Select and copy out every line in the records containing "ihrem".

Interface dataset entries
*****

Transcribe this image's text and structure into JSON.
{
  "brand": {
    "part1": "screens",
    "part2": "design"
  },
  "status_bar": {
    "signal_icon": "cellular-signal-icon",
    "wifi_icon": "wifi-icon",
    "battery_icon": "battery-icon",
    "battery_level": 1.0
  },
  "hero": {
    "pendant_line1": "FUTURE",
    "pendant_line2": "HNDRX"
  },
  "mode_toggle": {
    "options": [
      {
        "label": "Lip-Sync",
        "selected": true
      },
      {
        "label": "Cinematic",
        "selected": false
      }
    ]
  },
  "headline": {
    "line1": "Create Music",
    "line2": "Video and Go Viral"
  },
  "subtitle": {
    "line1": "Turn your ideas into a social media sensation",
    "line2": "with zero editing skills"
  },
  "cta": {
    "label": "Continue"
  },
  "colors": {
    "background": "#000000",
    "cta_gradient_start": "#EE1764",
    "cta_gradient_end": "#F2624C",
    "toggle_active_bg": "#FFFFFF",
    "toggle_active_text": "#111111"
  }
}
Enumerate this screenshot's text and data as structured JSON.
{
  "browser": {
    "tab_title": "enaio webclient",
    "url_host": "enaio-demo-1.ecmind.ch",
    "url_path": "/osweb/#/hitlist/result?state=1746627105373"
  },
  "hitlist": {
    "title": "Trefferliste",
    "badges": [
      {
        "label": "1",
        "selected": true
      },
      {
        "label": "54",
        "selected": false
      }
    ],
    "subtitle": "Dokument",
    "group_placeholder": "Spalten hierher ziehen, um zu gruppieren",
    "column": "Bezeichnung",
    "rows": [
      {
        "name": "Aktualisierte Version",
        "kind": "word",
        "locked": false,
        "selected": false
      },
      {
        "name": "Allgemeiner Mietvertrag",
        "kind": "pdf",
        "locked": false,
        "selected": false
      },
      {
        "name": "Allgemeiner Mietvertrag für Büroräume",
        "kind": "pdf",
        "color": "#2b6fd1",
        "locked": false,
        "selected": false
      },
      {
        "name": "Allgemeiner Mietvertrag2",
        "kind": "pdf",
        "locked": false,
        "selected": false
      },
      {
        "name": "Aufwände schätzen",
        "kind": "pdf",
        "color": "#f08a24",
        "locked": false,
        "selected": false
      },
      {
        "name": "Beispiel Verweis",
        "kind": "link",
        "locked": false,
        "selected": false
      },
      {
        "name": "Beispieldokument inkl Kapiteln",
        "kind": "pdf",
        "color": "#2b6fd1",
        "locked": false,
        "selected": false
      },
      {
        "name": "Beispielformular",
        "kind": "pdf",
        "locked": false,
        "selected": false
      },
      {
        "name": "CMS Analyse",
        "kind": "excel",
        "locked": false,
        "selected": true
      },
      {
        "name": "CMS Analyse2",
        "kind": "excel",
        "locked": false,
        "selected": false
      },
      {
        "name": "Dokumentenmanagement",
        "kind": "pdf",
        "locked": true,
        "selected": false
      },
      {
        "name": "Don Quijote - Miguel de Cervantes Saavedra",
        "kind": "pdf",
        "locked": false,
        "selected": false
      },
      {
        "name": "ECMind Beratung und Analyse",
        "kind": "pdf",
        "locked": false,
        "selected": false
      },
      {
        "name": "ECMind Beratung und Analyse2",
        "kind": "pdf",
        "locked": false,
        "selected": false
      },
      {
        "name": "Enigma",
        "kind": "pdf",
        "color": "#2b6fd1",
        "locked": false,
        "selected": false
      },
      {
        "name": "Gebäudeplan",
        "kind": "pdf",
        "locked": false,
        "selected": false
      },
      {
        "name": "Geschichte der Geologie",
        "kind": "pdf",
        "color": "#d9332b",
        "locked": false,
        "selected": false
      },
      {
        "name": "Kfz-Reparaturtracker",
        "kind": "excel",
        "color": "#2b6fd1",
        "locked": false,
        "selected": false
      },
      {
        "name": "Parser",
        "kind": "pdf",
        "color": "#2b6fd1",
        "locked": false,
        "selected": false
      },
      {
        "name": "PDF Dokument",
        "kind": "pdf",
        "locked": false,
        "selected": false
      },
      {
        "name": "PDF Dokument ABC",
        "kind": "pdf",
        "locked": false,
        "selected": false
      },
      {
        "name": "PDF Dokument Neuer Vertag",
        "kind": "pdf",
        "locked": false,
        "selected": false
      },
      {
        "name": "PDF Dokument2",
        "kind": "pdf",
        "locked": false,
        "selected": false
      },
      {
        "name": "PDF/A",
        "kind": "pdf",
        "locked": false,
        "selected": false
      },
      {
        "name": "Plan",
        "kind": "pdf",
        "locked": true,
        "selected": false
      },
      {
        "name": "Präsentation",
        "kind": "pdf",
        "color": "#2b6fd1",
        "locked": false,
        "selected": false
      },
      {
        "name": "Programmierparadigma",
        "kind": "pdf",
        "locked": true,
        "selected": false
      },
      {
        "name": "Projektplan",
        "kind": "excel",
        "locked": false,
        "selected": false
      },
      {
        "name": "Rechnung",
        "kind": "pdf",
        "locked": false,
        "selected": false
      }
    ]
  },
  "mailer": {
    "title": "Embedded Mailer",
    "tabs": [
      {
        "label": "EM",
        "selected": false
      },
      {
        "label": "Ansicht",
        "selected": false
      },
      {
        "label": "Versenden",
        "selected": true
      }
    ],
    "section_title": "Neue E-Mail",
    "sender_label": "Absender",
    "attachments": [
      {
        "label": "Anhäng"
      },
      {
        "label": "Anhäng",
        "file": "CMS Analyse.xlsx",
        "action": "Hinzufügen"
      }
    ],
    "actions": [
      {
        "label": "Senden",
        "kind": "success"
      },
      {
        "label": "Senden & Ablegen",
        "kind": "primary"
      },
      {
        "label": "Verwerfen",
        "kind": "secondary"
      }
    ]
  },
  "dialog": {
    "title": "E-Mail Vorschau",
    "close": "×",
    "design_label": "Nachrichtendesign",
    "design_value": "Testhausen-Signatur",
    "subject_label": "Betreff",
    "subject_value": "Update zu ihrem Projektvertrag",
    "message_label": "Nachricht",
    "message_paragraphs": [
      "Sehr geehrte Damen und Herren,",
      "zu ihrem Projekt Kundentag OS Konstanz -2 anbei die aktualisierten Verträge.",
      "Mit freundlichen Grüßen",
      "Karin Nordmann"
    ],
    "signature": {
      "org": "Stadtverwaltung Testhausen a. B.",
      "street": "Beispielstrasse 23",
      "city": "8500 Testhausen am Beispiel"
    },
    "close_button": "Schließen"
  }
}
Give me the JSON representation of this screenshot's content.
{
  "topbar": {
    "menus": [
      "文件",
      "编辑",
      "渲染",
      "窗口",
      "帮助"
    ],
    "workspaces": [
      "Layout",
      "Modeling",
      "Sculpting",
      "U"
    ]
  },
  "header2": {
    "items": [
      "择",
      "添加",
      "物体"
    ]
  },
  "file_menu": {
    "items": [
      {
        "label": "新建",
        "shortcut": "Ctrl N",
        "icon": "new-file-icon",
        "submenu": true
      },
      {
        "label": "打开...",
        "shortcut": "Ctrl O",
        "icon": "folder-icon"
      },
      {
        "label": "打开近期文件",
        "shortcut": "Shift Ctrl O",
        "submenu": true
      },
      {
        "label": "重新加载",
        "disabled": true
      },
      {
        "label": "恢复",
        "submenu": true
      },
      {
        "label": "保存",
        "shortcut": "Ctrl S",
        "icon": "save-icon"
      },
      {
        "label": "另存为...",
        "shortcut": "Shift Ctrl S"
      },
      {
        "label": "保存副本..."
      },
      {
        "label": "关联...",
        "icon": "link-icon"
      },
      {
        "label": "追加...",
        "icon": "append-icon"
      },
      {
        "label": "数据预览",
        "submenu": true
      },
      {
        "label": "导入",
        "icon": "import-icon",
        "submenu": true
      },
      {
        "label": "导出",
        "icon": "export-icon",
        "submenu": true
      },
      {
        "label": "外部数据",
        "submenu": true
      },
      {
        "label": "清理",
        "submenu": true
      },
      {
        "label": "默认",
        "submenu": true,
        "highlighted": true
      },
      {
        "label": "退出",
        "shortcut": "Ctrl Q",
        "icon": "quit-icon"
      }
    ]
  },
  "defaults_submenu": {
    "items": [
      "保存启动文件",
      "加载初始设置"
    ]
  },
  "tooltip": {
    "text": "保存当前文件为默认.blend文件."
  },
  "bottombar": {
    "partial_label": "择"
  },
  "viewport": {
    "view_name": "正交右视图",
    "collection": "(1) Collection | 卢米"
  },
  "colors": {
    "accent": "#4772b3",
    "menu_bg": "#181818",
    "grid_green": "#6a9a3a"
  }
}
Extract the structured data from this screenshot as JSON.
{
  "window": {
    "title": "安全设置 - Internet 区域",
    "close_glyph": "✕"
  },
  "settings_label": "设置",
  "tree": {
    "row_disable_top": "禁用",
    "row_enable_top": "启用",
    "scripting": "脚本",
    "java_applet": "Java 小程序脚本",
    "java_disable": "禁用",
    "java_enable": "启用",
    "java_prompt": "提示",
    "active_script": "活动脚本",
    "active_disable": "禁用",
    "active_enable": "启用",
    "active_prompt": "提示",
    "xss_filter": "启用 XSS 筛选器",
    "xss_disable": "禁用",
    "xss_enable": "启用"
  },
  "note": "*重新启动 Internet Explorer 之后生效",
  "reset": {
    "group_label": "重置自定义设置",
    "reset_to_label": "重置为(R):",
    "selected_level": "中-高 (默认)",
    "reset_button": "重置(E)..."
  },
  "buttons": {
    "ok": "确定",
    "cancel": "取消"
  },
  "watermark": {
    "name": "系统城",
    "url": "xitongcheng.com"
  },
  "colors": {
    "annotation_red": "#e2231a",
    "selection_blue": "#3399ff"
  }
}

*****

### Task output
    "subject_value": "Update zu ihrem Projektvertrag",
      "zu ihrem Projekt Kundentag OS Konstanz -2 anbei die aktualisierten Verträge.",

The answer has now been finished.